EXERCISE: Find every line in the records that holds the string "correio". Copy each one.

RECORDED INFORMATION:
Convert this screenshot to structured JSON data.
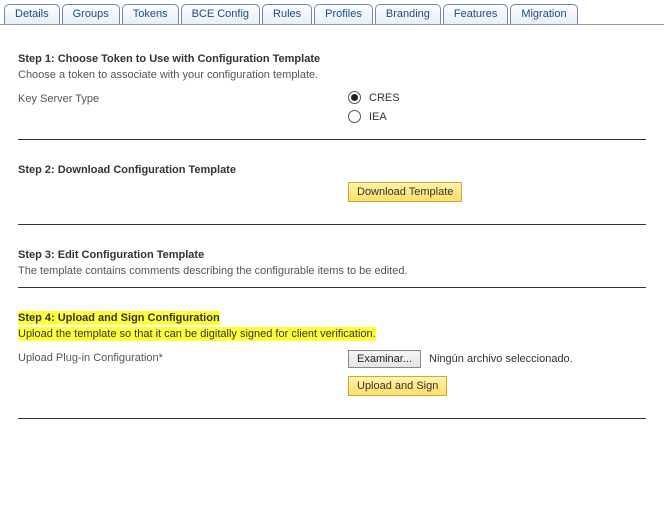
{
  "tabs": {
    "details": "Details",
    "groups": "Groups",
    "tokens": "Tokens",
    "bce": "BCE Config",
    "rules": "Rules",
    "profiles": "Profiles",
    "branding": "Branding",
    "features": "Features",
    "migration": "Migration"
  },
  "step1": {
    "title": "Step 1: Choose Token to Use with Configuration Template",
    "desc": "Choose a token to associate with your configuration template.",
    "field_label": "Key Server Type",
    "options": {
      "cres": "CRES",
      "iea": "IEA"
    }
  },
  "step2": {
    "title": "Step 2: Download Configuration Template",
    "button": "Download Template"
  },
  "step3": {
    "title": "Step 3: Edit Configuration Template",
    "desc": "The template contains comments describing the configurable items to be edited."
  },
  "step4": {
    "title": "Step 4: Upload and Sign Configuration",
    "desc": "Upload the template so that it can be digitally signed for client verification.",
    "field_label": "Upload Plug-in Configuration*",
    "browse_button": "Examinar...",
    "file_status": "Ningún archivo seleccionado.",
    "submit_button": "Upload and Sign"
  }
}
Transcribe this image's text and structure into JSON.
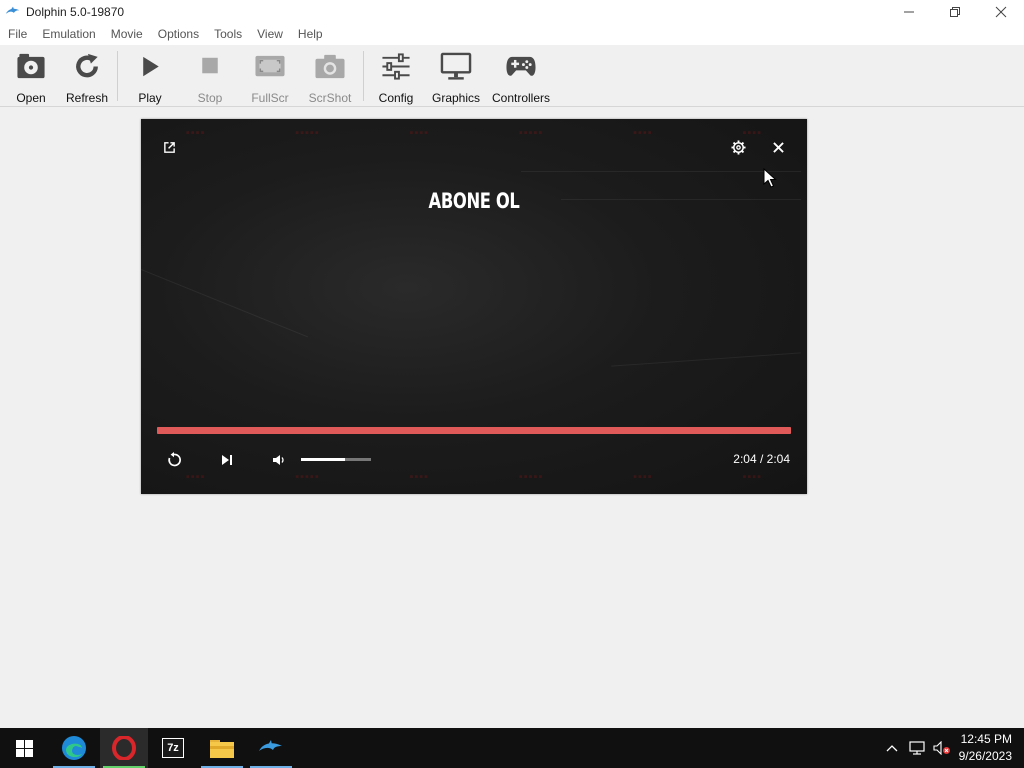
{
  "window": {
    "title": "Dolphin 5.0-19870"
  },
  "menu": [
    "File",
    "Emulation",
    "Movie",
    "Options",
    "Tools",
    "View",
    "Help"
  ],
  "toolbar": {
    "open": "Open",
    "refresh": "Refresh",
    "play": "Play",
    "stop": "Stop",
    "fullscr": "FullScr",
    "scrshot": "ScrShot",
    "config": "Config",
    "graphics": "Graphics",
    "controllers": "Controllers"
  },
  "player": {
    "title": "ABONE OL",
    "time_display": "2:04 / 2:04",
    "progress_fraction": 1.0,
    "volume_fraction": 0.63,
    "accent_color": "#e05a5a",
    "icons": [
      "open-external-icon",
      "settings-icon",
      "close-icon",
      "replay-icon",
      "next-icon",
      "volume-icon"
    ]
  },
  "taskbar": {
    "apps": [
      "start-icon",
      "edge-icon",
      "opera-icon",
      "7zip-icon",
      "file-explorer-icon",
      "dolphin-icon"
    ],
    "sevenzip_label": "7z",
    "time": "12:45 PM",
    "date": "9/26/2023"
  }
}
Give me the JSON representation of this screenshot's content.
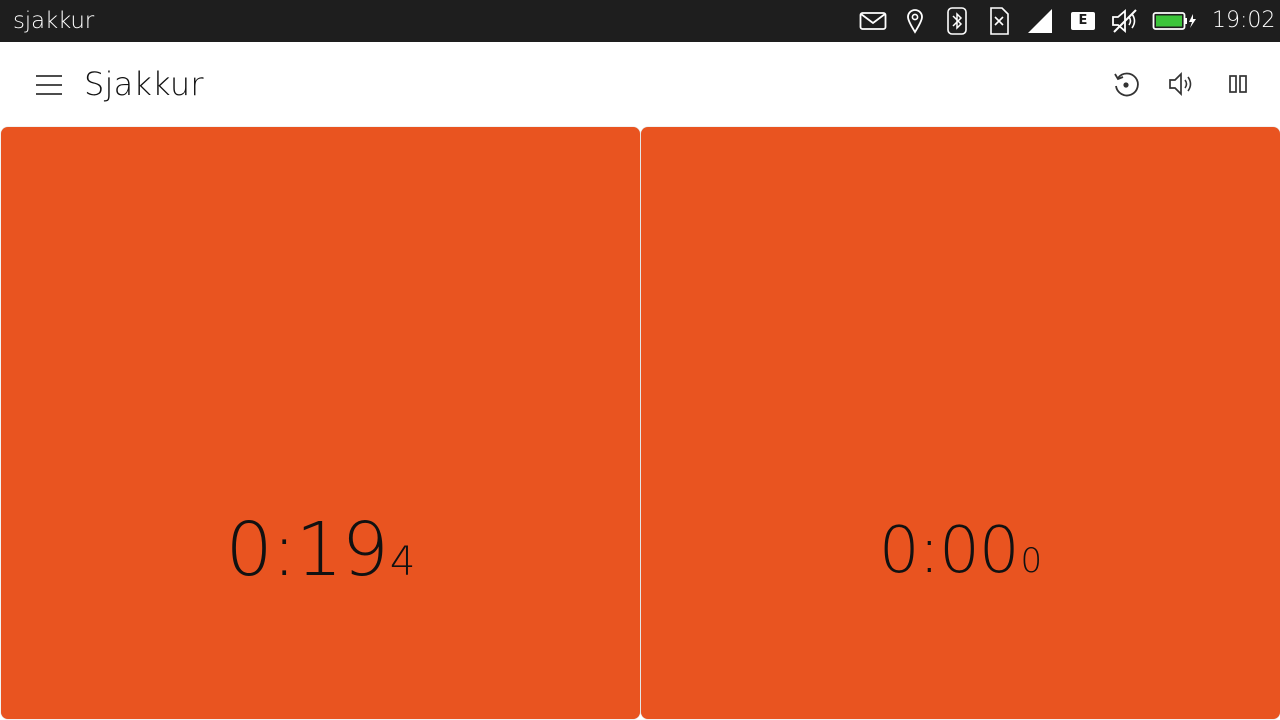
{
  "status_bar": {
    "app_name": "sjakkur",
    "time": "19:02",
    "network_label": "E",
    "battery_color": "#3cc43a",
    "icons": [
      "mail-icon",
      "location-icon",
      "bluetooth-icon",
      "sim-icon",
      "signal-icon",
      "network-type-icon",
      "volume-muted-icon",
      "battery-icon"
    ]
  },
  "header": {
    "title": "Sjakkur",
    "actions": [
      "reset-icon",
      "sound-icon",
      "pause-icon"
    ]
  },
  "clocks": {
    "left": {
      "main": "0:19",
      "tenths": "4",
      "color": "#e95420"
    },
    "right": {
      "main": "0:00",
      "tenths": "0",
      "color": "#e95420"
    }
  },
  "colors": {
    "status_bar_bg": "#1e1e1e",
    "accent": "#e95420"
  }
}
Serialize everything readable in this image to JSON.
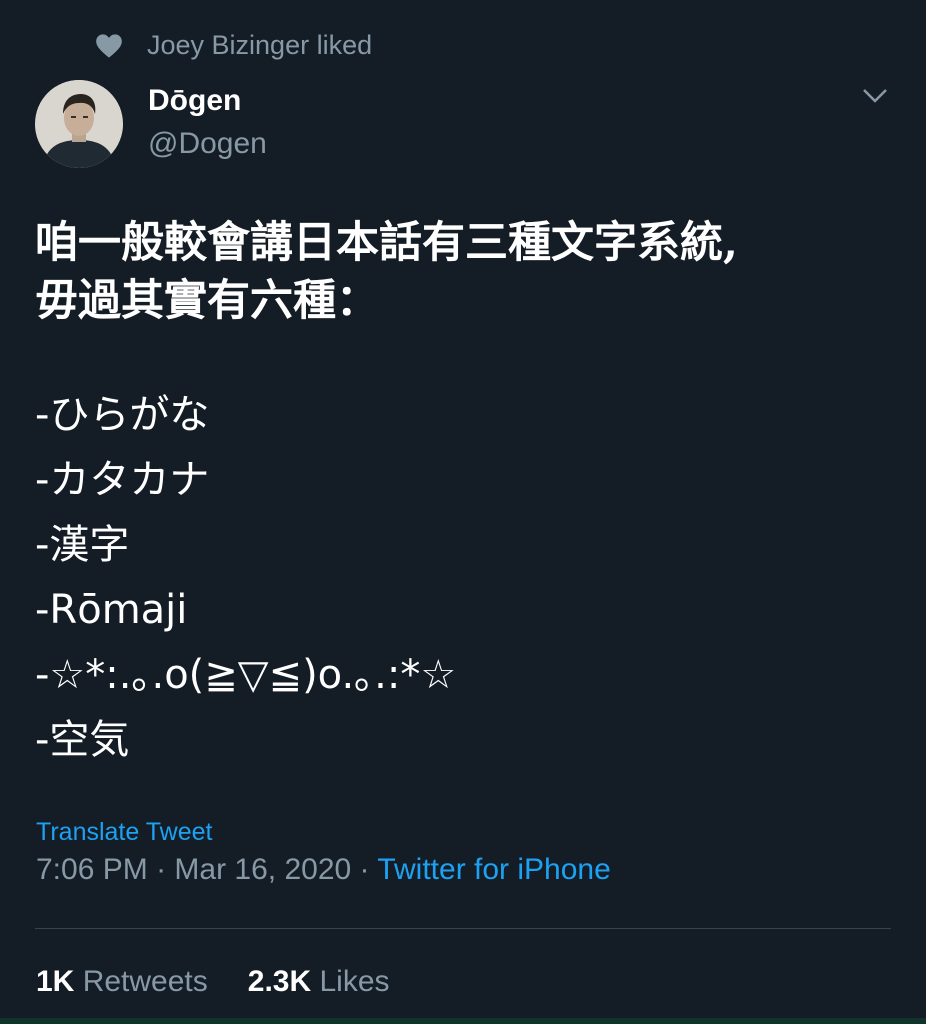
{
  "social_context": {
    "icon": "heart-icon",
    "text": "Joey Bizinger liked"
  },
  "author": {
    "display_name": "Dōgen",
    "handle": "@Dogen"
  },
  "tweet": {
    "lines": [
      "咱一般較會講日本話有三種文字系統,",
      "毋過其實有六種："
    ],
    "list_items": [
      "-ひらがな",
      "-カタカナ",
      "-漢字",
      "-Rōmaji",
      "-☆*:.｡.o(≧▽≦)o.｡.:*☆",
      "-空気"
    ],
    "translate_label": "Translate Tweet"
  },
  "meta": {
    "time": "7:06 PM",
    "separator": "·",
    "date": "Mar 16, 2020",
    "source": "Twitter for iPhone"
  },
  "stats": {
    "retweets_count": "1K",
    "retweets_label": "Retweets",
    "likes_count": "2.3K",
    "likes_label": "Likes"
  },
  "colors": {
    "background": "#141d26",
    "secondary_text": "#8899a6",
    "link": "#1da1f2",
    "primary_text": "#ffffff"
  }
}
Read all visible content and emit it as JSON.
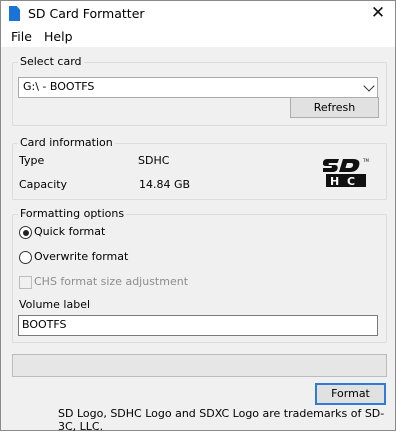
{
  "window": {
    "title": "SD Card Formatter",
    "close_glyph": "✕",
    "app_icon": "sd-card-icon"
  },
  "menu": [
    "File",
    "Help"
  ],
  "select_card": {
    "title": "Select card",
    "selected": "G:\\ - BOOTFS",
    "refresh_label": "Refresh"
  },
  "card_info": {
    "title": "Card information",
    "type_label": "Type",
    "type_value": "SDHC",
    "capacity_label": "Capacity",
    "capacity_value": "14.84 GB",
    "logo": {
      "top": "SD",
      "bottom": "HC"
    }
  },
  "formatting": {
    "title": "Formatting options",
    "quick_label": "Quick format",
    "quick_selected": true,
    "overwrite_label": "Overwrite format",
    "overwrite_selected": false,
    "chs_label": "CHS format size adjustment",
    "chs_checked": false,
    "chs_enabled": false,
    "volume_label_title": "Volume label",
    "volume_label_value": "BOOTFS"
  },
  "progress": {
    "value": 0
  },
  "format_button_label": "Format",
  "footer": "SD Logo, SDHC Logo and SDXC Logo are trademarks of SD-3C, LLC.",
  "colors": {
    "accent": "#2f7bd6",
    "progress": "#06b025",
    "icon": "#1a73d9"
  }
}
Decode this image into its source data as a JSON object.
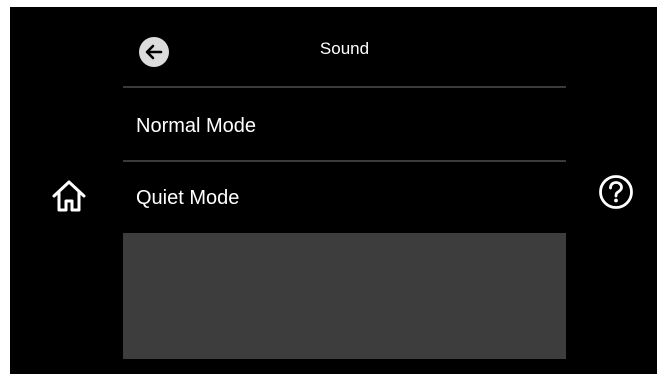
{
  "header": {
    "title": "Sound",
    "back_icon": "arrow-left-icon"
  },
  "menu": {
    "items": [
      {
        "label": "Normal Mode"
      },
      {
        "label": "Quiet Mode"
      }
    ]
  },
  "side": {
    "home_icon": "home-icon",
    "help_icon": "question-mark-icon"
  },
  "colors": {
    "background": "#000000",
    "text": "#ffffff",
    "divider": "#3a3a3a",
    "panel": "#3d3d3d",
    "back_button": "#dcdcdc"
  }
}
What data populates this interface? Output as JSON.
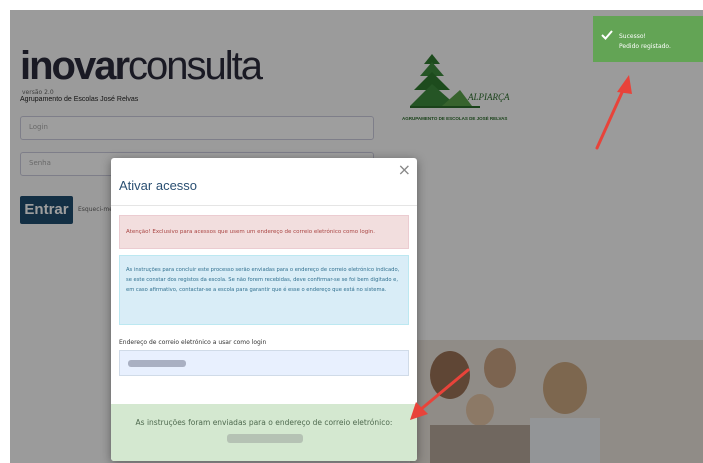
{
  "login": {
    "brand_bold": "inovar",
    "brand_light": "consulta",
    "brand_sub": "versão 2.0",
    "school_name": "Agrupamento de Escolas José Relvas",
    "login_placeholder": "Login",
    "password_placeholder": "Senha",
    "enter_button": "Entrar",
    "forgot_link": "Esqueci-me"
  },
  "school_logo": {
    "name": "ALPIARÇA",
    "subtitle": "AGRUPAMENTO DE ESCOLAS DE JOSÉ RELVAS"
  },
  "toast": {
    "title": "Sucesso!",
    "message": "Pedido registado.",
    "color": "#63a455"
  },
  "modal": {
    "title": "Ativar acesso",
    "close_symbol": "×",
    "warning": "Atenção! Exclusivo para acessos que usem um endereço de correio eletrónico como login.",
    "info": "As instruções para concluir este processo serão enviadas para o endereço de correio eletrónico indicado, se este constar dos registos da escola. Se não forem recebidas, deve confirmar-se se foi bem digitado e, em caso afirmativo, contactar-se a escola para garantir que é esse o endereço que está no sistema.",
    "email_label": "Endereço de correio eletrónico a usar como login",
    "success_message": "As instruções foram enviadas para o endereço de correio eletrónico:"
  },
  "colors": {
    "accent": "#2a4f72",
    "button": "#1f4d6e",
    "arrow": "#e8433a"
  }
}
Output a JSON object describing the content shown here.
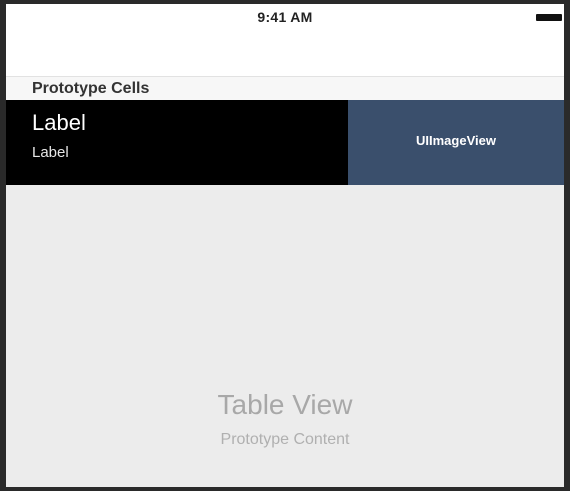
{
  "status_bar": {
    "time": "9:41 AM",
    "battery_icon": "battery-icon"
  },
  "section": {
    "header": "Prototype Cells"
  },
  "cell": {
    "title": "Label",
    "subtitle": "Label",
    "image_view_label": "UIImageView",
    "background_color": "#000000",
    "image_view_color": "#3a4f6c"
  },
  "table_placeholder": {
    "title": "Table View",
    "subtitle": "Prototype Content"
  }
}
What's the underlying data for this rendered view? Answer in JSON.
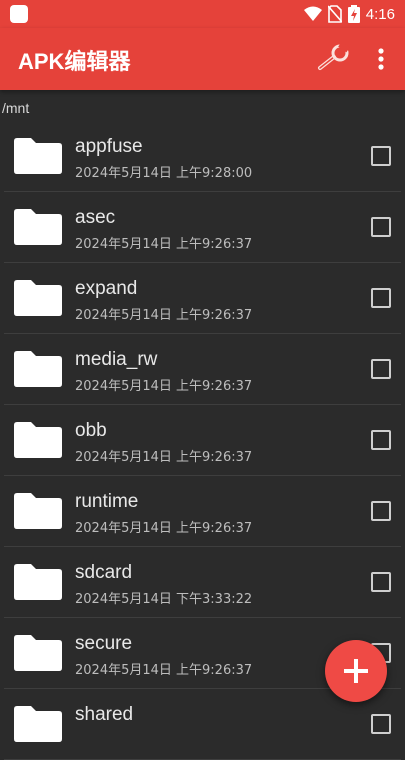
{
  "status_bar": {
    "time": "4:16",
    "icons": [
      "app-notification-icon",
      "wifi-icon",
      "no-sim-icon",
      "battery-charging-icon"
    ]
  },
  "app_bar": {
    "title": "APK编辑器",
    "actions": [
      "wrench-icon",
      "more-vert-icon"
    ]
  },
  "current_path": "/mnt",
  "files": [
    {
      "name": "appfuse",
      "date": "2024年5月14日 上午9:28:00"
    },
    {
      "name": "asec",
      "date": "2024年5月14日 上午9:26:37"
    },
    {
      "name": "expand",
      "date": "2024年5月14日 上午9:26:37"
    },
    {
      "name": "media_rw",
      "date": "2024年5月14日 上午9:26:37"
    },
    {
      "name": "obb",
      "date": "2024年5月14日 上午9:26:37"
    },
    {
      "name": "runtime",
      "date": "2024年5月14日 上午9:26:37"
    },
    {
      "name": "sdcard",
      "date": "2024年5月14日 下午3:33:22"
    },
    {
      "name": "secure",
      "date": "2024年5月14日 上午9:26:37"
    },
    {
      "name": "shared",
      "date": ""
    }
  ],
  "fab": {
    "icon": "plus-icon"
  },
  "colors": {
    "accent": "#e5423a",
    "background": "#2b2b2b",
    "fab": "#ef4a45"
  }
}
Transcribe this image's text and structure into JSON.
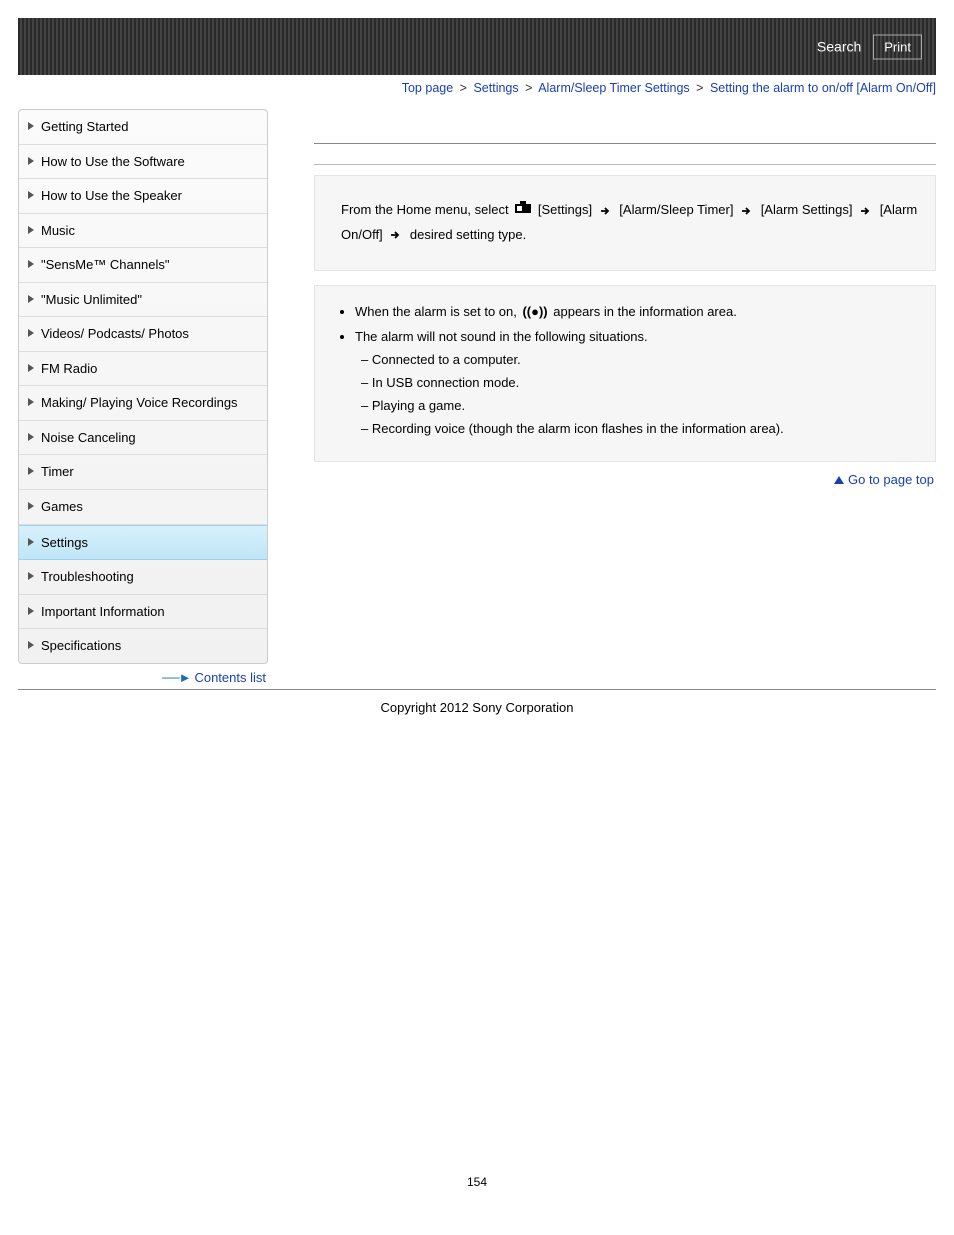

WRITTEN SOLUTION:
    "warning": "Atenção! Exclusivo para acessos que usem um endereço de correio eletrónico como login.",
    "info": "As instruções para concluir este processo serão enviadas para o endereço de correio eletrónico indicado, se este constar dos registos da escola. Se não forem recebidas, deve confirmar-se se foi bem digitado e, em caso afirmativo, contactar-se a escola para garantir que é esse o endereço que está no sistema.",
    "email_label": "Endereço de correio eletrónico a usar como login",
    "success_message": "As instruções foram enviadas para o endereço de correio eletrónico:"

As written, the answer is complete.